Should you dive into Snowflake (NYSE:SNOW) stock after its recent dip? With this tech IPOs this year, I know it’s tempting to want to buy in now, in anticipation of a bounce back. But, there’s good reason why this “too hot to touch” stock may not be so hot.
What do I mean? Not only is the stock’s frothy valuation a reason for concern. The company’s competitive advantage may not be as great as investors currently believe. A lot are buying into this name thinking it’ll be for cloud data warehousing what Shopify (NYSE:SHOP) was for e-commerce. But, while that company carved out a niche for itself in a space dominated by names like Amazon (NASDAQ:AMZN), lightning may not strike twice.
Sure, as “growth at any price” remains the mantra on Wall Street, tech stock valuations have yet to contract. And, while there’s room to be worried Snowflake fails to outfox its deep-pocketed competitors, it’s growth train is far from falling off the rails.
Either situation could be on the horizon. This may not impact shares in the near term. But, for a long-term position, it still pays to wait-and-see with this newly-minted tech darling.
Breaking Down SNOW Stock
What’s the rationale for buying Snowflake today, while shares trade at an ultra-premium valuation? The prospects of this rising star continuing to “crush it” in the growth department.
Granted, with revenue expected to soar from $571.4 million in FY21 (ending Jan 2021), to $1.07 billion in FY22 (ending Jan 2022), there’s plenty to back up its growth story. Yet, as I discussed earlier this month, even for tech growth stocks Snowflake’s valuation is a tad rich.
Sure, you can argue that with the acceleration in demand for cloud-based data analytics and warehousing, the situation is more a slam-dunk than with other story stocks.
But, it’s not like Snowflake has the franchise on this emerging industry. And, given its rivals include some of the biggest tech names, who’s to say this company will have the edge? While being a newcomer isn’t that much of a handicap in this sector (just look at Amazon’s rise to the top of the heap), the situation for this company may turn out different. And, not in a good way.
Competition Is the Larger Concern
A rich multiple may be why analysts like Bernstein’s Zane Chrane have rated SNOW stock a “hold.” But, the larger concern may be competition, not valuation. What do I mean? As our own Josh Enomoto wrote on Oct. 7, this company stands the risk of winding up like another once-hot cloud play, Cloudera (NYSE:CLDR).
How so? As Enomoto discussed, that company lost its edge due to competition from Amazon and Microsoft (NASDAQ:MSFT). The same could happen with Snowflake.
Here is a prime example of why this company is vulnerable to its larger rivals. Not only is Snowflake a competitor to Amazon; it’s a customer as well. The tech giant’s AWS unit is the company’s biggest vendor.

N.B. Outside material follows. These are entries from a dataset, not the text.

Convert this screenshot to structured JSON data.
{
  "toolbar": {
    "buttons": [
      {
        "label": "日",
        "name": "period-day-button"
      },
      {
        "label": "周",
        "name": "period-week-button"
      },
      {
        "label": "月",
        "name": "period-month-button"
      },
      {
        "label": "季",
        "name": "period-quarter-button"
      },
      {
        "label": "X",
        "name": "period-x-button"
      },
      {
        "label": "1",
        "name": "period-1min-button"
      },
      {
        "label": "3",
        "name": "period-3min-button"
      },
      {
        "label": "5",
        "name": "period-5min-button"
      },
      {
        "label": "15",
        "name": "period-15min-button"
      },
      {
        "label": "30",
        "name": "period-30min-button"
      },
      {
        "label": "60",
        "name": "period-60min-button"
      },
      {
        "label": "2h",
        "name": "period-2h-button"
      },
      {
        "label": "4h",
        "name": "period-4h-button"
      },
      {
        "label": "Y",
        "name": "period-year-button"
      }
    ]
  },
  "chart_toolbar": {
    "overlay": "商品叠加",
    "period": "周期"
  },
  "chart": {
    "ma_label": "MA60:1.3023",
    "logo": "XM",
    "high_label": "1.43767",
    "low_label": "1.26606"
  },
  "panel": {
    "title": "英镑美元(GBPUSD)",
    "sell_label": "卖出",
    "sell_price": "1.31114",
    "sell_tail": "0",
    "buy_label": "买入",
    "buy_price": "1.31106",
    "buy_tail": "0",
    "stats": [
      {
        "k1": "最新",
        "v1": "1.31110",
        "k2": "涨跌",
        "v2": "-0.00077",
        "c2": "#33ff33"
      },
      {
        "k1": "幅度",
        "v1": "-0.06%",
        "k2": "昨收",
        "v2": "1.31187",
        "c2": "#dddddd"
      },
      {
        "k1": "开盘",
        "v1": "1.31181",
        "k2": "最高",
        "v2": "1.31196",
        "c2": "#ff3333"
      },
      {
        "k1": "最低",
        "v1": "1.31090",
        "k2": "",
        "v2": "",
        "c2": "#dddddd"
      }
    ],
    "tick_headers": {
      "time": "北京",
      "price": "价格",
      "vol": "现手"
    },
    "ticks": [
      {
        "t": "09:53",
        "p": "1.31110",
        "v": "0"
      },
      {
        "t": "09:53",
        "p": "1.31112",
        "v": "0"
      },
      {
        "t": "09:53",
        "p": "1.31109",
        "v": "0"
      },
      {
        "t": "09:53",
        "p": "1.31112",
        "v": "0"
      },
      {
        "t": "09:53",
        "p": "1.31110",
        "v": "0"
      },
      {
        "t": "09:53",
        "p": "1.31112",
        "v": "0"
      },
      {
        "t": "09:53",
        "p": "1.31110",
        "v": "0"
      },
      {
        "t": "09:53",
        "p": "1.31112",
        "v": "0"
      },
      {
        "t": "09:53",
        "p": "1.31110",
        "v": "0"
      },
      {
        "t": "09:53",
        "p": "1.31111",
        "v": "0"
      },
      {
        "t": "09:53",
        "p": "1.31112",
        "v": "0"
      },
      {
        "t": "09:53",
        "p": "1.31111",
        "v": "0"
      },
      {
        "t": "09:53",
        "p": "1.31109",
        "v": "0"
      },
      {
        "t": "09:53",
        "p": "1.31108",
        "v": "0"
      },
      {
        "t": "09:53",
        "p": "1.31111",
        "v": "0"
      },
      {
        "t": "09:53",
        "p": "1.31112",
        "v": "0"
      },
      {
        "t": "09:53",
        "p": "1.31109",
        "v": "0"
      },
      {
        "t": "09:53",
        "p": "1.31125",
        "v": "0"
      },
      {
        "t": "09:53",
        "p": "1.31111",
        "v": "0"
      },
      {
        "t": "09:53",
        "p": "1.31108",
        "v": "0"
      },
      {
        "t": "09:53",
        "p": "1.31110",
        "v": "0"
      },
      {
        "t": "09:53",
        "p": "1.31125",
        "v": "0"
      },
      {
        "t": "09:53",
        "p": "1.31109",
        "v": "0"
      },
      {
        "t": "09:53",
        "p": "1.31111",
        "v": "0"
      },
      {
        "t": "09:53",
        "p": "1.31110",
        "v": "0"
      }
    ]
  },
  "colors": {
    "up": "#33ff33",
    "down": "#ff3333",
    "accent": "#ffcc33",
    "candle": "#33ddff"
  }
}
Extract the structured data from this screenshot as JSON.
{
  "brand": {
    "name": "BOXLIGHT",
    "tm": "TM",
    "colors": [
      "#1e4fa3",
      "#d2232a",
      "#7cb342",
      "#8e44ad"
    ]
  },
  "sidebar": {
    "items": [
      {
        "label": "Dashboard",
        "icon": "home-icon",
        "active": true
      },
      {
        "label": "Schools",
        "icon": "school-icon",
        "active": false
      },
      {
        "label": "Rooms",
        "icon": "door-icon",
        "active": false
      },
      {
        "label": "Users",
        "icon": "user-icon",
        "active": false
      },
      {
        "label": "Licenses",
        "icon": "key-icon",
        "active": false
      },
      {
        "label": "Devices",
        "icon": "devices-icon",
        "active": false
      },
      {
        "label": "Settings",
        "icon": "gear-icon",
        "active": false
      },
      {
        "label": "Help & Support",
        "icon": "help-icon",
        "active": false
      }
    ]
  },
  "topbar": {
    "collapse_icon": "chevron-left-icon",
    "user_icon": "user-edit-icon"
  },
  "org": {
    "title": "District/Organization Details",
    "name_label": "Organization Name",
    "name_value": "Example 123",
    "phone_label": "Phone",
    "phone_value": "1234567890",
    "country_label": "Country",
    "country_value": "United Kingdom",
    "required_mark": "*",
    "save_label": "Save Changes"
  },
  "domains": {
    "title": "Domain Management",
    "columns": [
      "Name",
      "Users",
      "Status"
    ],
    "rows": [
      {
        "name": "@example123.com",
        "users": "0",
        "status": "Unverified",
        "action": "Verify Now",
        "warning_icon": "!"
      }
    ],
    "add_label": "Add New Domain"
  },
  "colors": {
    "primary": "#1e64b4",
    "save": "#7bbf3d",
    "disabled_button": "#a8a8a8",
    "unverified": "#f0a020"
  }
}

Sure, the company is looking to diversify who provides its cloud infrastructure. But, these alternatives are competitors like Microsoft and Alphabet (NASDAQ:GOOG, NASDAQ:GOOGL).
Sure, given we are still in a tech stock bubble, it’s no surprise investors have largely ignored this competitive risk. But, what’s going to happen once those trading on FOMO and momentum leave the room, and fundamentals become top of mind once again? Wall Street may start factoring in these risks into its share price.
Sure, I could be missing the forest for the trees. Snowflake could have a shot at outfoxing the tech powerhouses in this fast-growing industry. Yet, today’s valuation prices this in as a certainty, not as a possibility.
In short, “priced for perfection” is an understatement with SNOW stock. With this in mind, shares could take a big tumble if things fall short of expectations. With this in mind, buying now, while shares remain hot, doesn’t look like the best move.
Keep on Waiting for a Better Entry Point
The specter of competition from Alphabet, Amazon, and Microsoft may not hurt Snowflake in the short run. Its rapid growth could continue over the next few quarters. But, the long-term prospects remain murky. That’s not to say the company’s top line will quickly top out. However, growth could cool as the tech giants get more aggressive for market share in this industry.
So, what does that mean for those interested in SNOW stock? We haven’t reached a favorable entry point just yet. Sit things out for now, and wait for additional pullbacks before diving into shares.
On the date of publication, Thomas Niel did not (either directly or indirectly) hold any positions in the securities mentioned in this article.
Thomas Niel, contributor to InvestorPlace, has written single stock analysis since 2016.